§ EXERCISE GOAL
Exact copy, no pictures: return all the records as they stand.

§ Component data from apps and pages
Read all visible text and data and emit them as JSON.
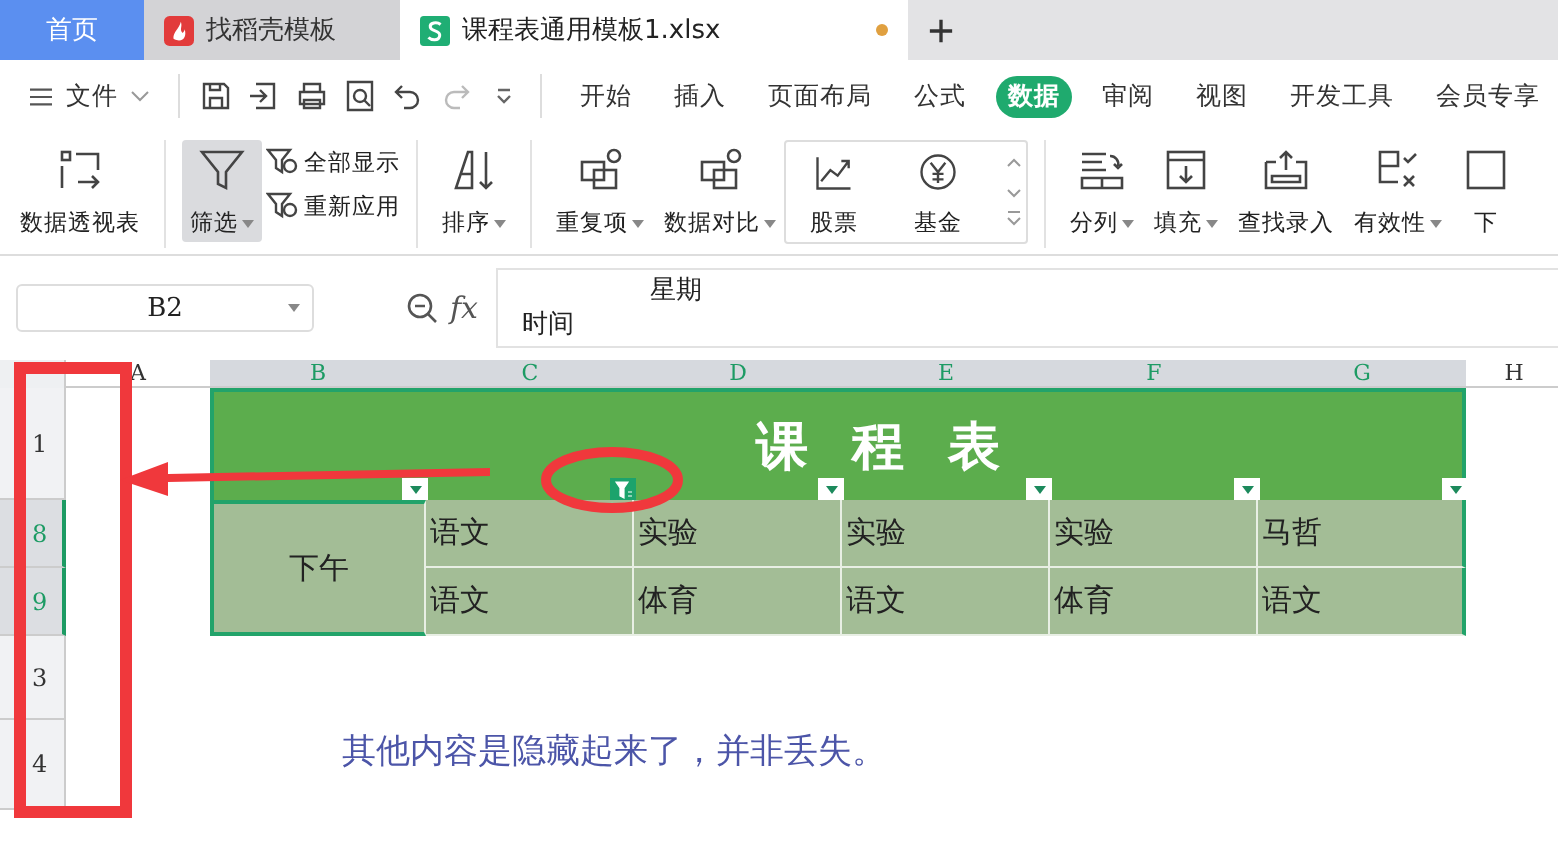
{
  "tabs": [
    {
      "label": "首页",
      "kind": "home",
      "selected": false
    },
    {
      "label": "找稻壳模板",
      "kind": "docer",
      "selected": false
    },
    {
      "label": "课程表通用模板1.xlsx",
      "kind": "sheet",
      "selected": true,
      "unsaved": true
    }
  ],
  "menu": {
    "file": "文件",
    "tabs": [
      {
        "label": "开始",
        "selected": false
      },
      {
        "label": "插入",
        "selected": false
      },
      {
        "label": "页面布局",
        "selected": false
      },
      {
        "label": "公式",
        "selected": false
      },
      {
        "label": "数据",
        "selected": true
      },
      {
        "label": "审阅",
        "selected": false
      },
      {
        "label": "视图",
        "selected": false
      },
      {
        "label": "开发工具",
        "selected": false
      },
      {
        "label": "会员专享",
        "selected": false
      }
    ]
  },
  "ribbon": [
    {
      "kind": "large",
      "label": "数据透视表",
      "dropdown": false,
      "pressed": false
    },
    {
      "kind": "large",
      "label": "筛选",
      "dropdown": true,
      "pressed": true
    },
    {
      "kind": "small",
      "label": "全部显示"
    },
    {
      "kind": "small",
      "label": "重新应用"
    },
    {
      "kind": "large",
      "label": "排序",
      "dropdown": true,
      "pressed": false
    },
    {
      "kind": "large",
      "label": "重复项",
      "dropdown": true,
      "pressed": false
    },
    {
      "kind": "large",
      "label": "数据对比",
      "dropdown": true,
      "pressed": false
    },
    {
      "kind": "boxed",
      "label": "股票"
    },
    {
      "kind": "boxed",
      "label": "基金"
    },
    {
      "kind": "large",
      "label": "分列",
      "dropdown": true,
      "pressed": false
    },
    {
      "kind": "large",
      "label": "填充",
      "dropdown": true,
      "pressed": false
    },
    {
      "kind": "large",
      "label": "查找录入",
      "dropdown": false,
      "pressed": false
    },
    {
      "kind": "large",
      "label": "有效性",
      "dropdown": true,
      "pressed": false
    },
    {
      "kind": "large",
      "label": "下",
      "dropdown": false,
      "pressed": false
    }
  ],
  "formula_bar": {
    "name_box": "B2",
    "fx": "fx",
    "lines": [
      "星期",
      "时间"
    ]
  },
  "sheet": {
    "columns": [
      {
        "label": "A",
        "selected": false
      },
      {
        "label": "B",
        "selected": true
      },
      {
        "label": "C",
        "selected": true
      },
      {
        "label": "D",
        "selected": true
      },
      {
        "label": "E",
        "selected": true
      },
      {
        "label": "F",
        "selected": true
      },
      {
        "label": "G",
        "selected": true
      },
      {
        "label": "H",
        "selected": false
      }
    ],
    "rows": [
      {
        "label": "1",
        "selected": false
      },
      {
        "label": "8",
        "selected": true
      },
      {
        "label": "9",
        "selected": true
      },
      {
        "label": "3",
        "selected": false
      },
      {
        "label": "4",
        "selected": false
      }
    ],
    "title": "课程表",
    "filters": [
      {
        "filtered": false
      },
      {
        "filtered": true
      },
      {
        "filtered": false
      },
      {
        "filtered": false
      },
      {
        "filtered": false
      },
      {
        "filtered": false
      }
    ],
    "period": "下午",
    "body": [
      [
        "语文",
        "实验",
        "实验",
        "实验",
        "马哲"
      ],
      [
        "语文",
        "体育",
        "语文",
        "体育",
        "语文"
      ]
    ],
    "note": "其他内容是隐藏起来了，并非丢失。"
  }
}
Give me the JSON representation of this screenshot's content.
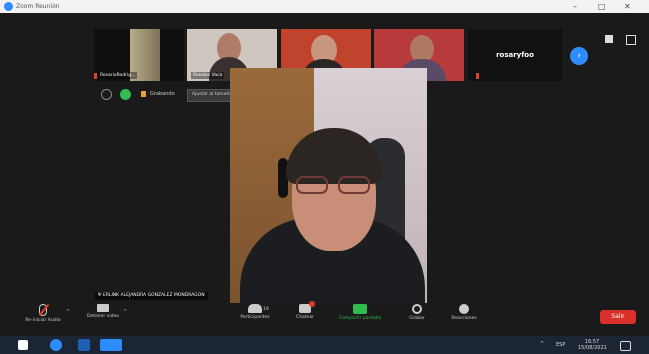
{
  "window": {
    "title": "Zoom Reunión",
    "controls": {
      "minimize": "–",
      "maximize": "□",
      "close": "✕"
    }
  },
  "thumbnails": [
    {
      "name": "RosarioRodrig...",
      "muted": true
    },
    {
      "name": "Rosales Vaca",
      "muted": false
    },
    {
      "name": "Cristina Casilla",
      "muted": true
    },
    {
      "name": "ARMANDO RIVAS...",
      "muted": true
    },
    {
      "name": "rosaryfoo",
      "muted": true
    }
  ],
  "next_arrow": "›",
  "share_bar": {
    "viewing_label": "Grabando",
    "dropdown": "Ajustar al tamaño original ⌄"
  },
  "active_speaker": {
    "name": "Ψ ERLINK ALEJANDRA GONZALEZ MONDRAGON"
  },
  "toolbar": {
    "items": [
      {
        "icon": "muted-mic-icon",
        "label": "Re-iniciar Audio"
      },
      {
        "icon": "video-camera-icon",
        "label": "Detener video"
      },
      {
        "icon": "participants-icon",
        "label": "Participantes",
        "count": "19"
      },
      {
        "icon": "chat-icon",
        "label": "Chatear"
      },
      {
        "icon": "share-screen-icon",
        "label": "Compartir pantalla"
      },
      {
        "icon": "record-icon",
        "label": "Grabar"
      },
      {
        "icon": "reactions-icon",
        "label": "Reacciones"
      }
    ],
    "leave_label": "Salir"
  },
  "taskbar": {
    "language": "ESP",
    "time": "16:57",
    "date": "15/08/2021",
    "chevron": "^"
  },
  "colors": {
    "accent": "#2d8cff",
    "share_green": "#2fbb4f",
    "leave_red": "#d9302a",
    "muted_red": "#e03e2d"
  }
}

§ TASK SOLUTION
Read all visible text and data and emit them as JSON.
{
  "tabs": [
    {
      "label": "首页",
      "kind": "home",
      "selected": false
    },
    {
      "label": "找稻壳模板",
      "kind": "docer",
      "selected": false
    },
    {
      "label": "课程表通用模板1.xlsx",
      "kind": "sheet",
      "selected": true,
      "unsaved": true
    }
  ],
  "menu": {
    "file": "文件",
    "tabs": [
      {
        "label": "开始",
        "selected": false
      },
      {
        "label": "插入",
        "selected": false
      },
      {
        "label": "页面布局",
        "selected": false
      },
      {
        "label": "公式",
        "selected": false
      },
      {
        "label": "数据",
        "selected": true
      },
      {
        "label": "审阅",
        "selected": false
      },
      {
        "label": "视图",
        "selected": false
      },
      {
        "label": "开发工具",
        "selected": false
      },
      {
        "label": "会员专享",
        "selected": false
      }
    ]
  },
  "ribbon": [
    {
      "kind": "large",
      "label": "数据透视表",
      "dropdown": false,
      "pressed": false
    },
    {
      "kind": "large",
      "label": "筛选",
      "dropdown": true,
      "pressed": true
    },
    {
      "kind": "small",
      "label": "全部显示"
    },
    {
      "kind": "small",
      "label": "重新应用"
    },
    {
      "kind": "large",
      "label": "排序",
      "dropdown": true,
      "pressed": false
    },
    {
      "kind": "large",
      "label": "重复项",
      "dropdown": true,
      "pressed": false
    },
    {
      "kind": "large",
      "label": "数据对比",
      "dropdown": true,
      "pressed": false
    },
    {
      "kind": "boxed",
      "label": "股票"
    },
    {
      "kind": "boxed",
      "label": "基金"
    },
    {
      "kind": "large",
      "label": "分列",
      "dropdown": true,
      "pressed": false
    },
    {
      "kind": "large",
      "label": "填充",
      "dropdown": true,
      "pressed": false
    },
    {
      "kind": "large",
      "label": "查找录入",
      "dropdown": false,
      "pressed": false
    },
    {
      "kind": "large",
      "label": "有效性",
      "dropdown": true,
      "pressed": false
    },
    {
      "kind": "large",
      "label": "下",
      "dropdown": false,
      "pressed": false
    }
  ],
  "formula_bar": {
    "name_box": "B2",
    "fx": "fx",
    "lines": [
      "星期",
      "时间"
    ]
  },
  "sheet": {
    "columns": [
      {
        "label": "A",
        "selected": false
      },
      {
        "label": "B",
        "selected": true
      },
      {
        "label": "C",
        "selected": true
      },
      {
        "label": "D",
        "selected": true
      },
      {
        "label": "E",
        "selected": true
      },
      {
        "label": "F",
        "selected": true
      },
      {
        "label": "G",
        "selected": true
      },
      {
        "label": "H",
        "selected": false
      }
    ],
    "rows": [
      {
        "label": "1",
        "selected": false
      },
      {
        "label": "8",
        "selected": true
      },
      {
        "label": "9",
        "selected": true
      },
      {
        "label": "3",
        "selected": false
      },
      {
        "label": "4",
        "selected": false
      }
    ],
    "title": "课程表",
    "filters": [
      {
        "filtered": false
      },
      {
        "filtered": true
      },
      {
        "filtered": false
      },
      {
        "filtered": false
      },
      {
        "filtered": false
      },
      {
        "filtered": false
      }
    ],
    "period": "下午",
    "body": [
      [
        "语文",
        "实验",
        "实验",
        "实验",
        "马哲"
      ],
      [
        "语文",
        "体育",
        "语文",
        "体育",
        "语文"
      ]
    ],
    "note": "其他内容是隐藏起来了，并非丢失。"
  }
}
Give me the JSON representation of this screenshot's content.
{
  "window": {
    "title": "Zoom Reunión",
    "controls": {
      "minimize": "–",
      "maximize": "□",
      "close": "✕"
    }
  },
  "thumbnails": [
    {
      "name": "RosarioRodrig...",
      "muted": true
    },
    {
      "name": "Rosales Vaca",
      "muted": false
    },
    {
      "name": "Cristina Casilla",
      "muted": true
    },
    {
      "name": "ARMANDO RIVAS...",
      "muted": true
    },
    {
      "name": "rosaryfoo",
      "muted": true
    }
  ],
  "next_arrow": "›",
  "share_bar": {
    "viewing_label": "Grabando",
    "dropdown": "Ajustar al tamaño original ⌄"
  },
  "active_speaker": {
    "name": "Ψ ERLINK ALEJANDRA GONZALEZ MONDRAGON"
  },
  "toolbar": {
    "items": [
      {
        "icon": "muted-mic-icon",
        "label": "Re-iniciar Audio"
      },
      {
        "icon": "video-camera-icon",
        "label": "Detener video"
      },
      {
        "icon": "participants-icon",
        "label": "Participantes",
        "count": "19"
      },
      {
        "icon": "chat-icon",
        "label": "Chatear"
      },
      {
        "icon": "share-screen-icon",
        "label": "Compartir pantalla"
      },
      {
        "icon": "record-icon",
        "label": "Grabar"
      },
      {
        "icon": "reactions-icon",
        "label": "Reacciones"
      }
    ],
    "leave_label": "Salir"
  },
  "taskbar": {
    "language": "ESP",
    "time": "16:57",
    "date": "15/08/2021",
    "chevron": "^"
  },
  "colors": {
    "accent": "#2d8cff",
    "share_green": "#2fbb4f",
    "leave_red": "#d9302a",
    "muted_red": "#e03e2d"
  }
}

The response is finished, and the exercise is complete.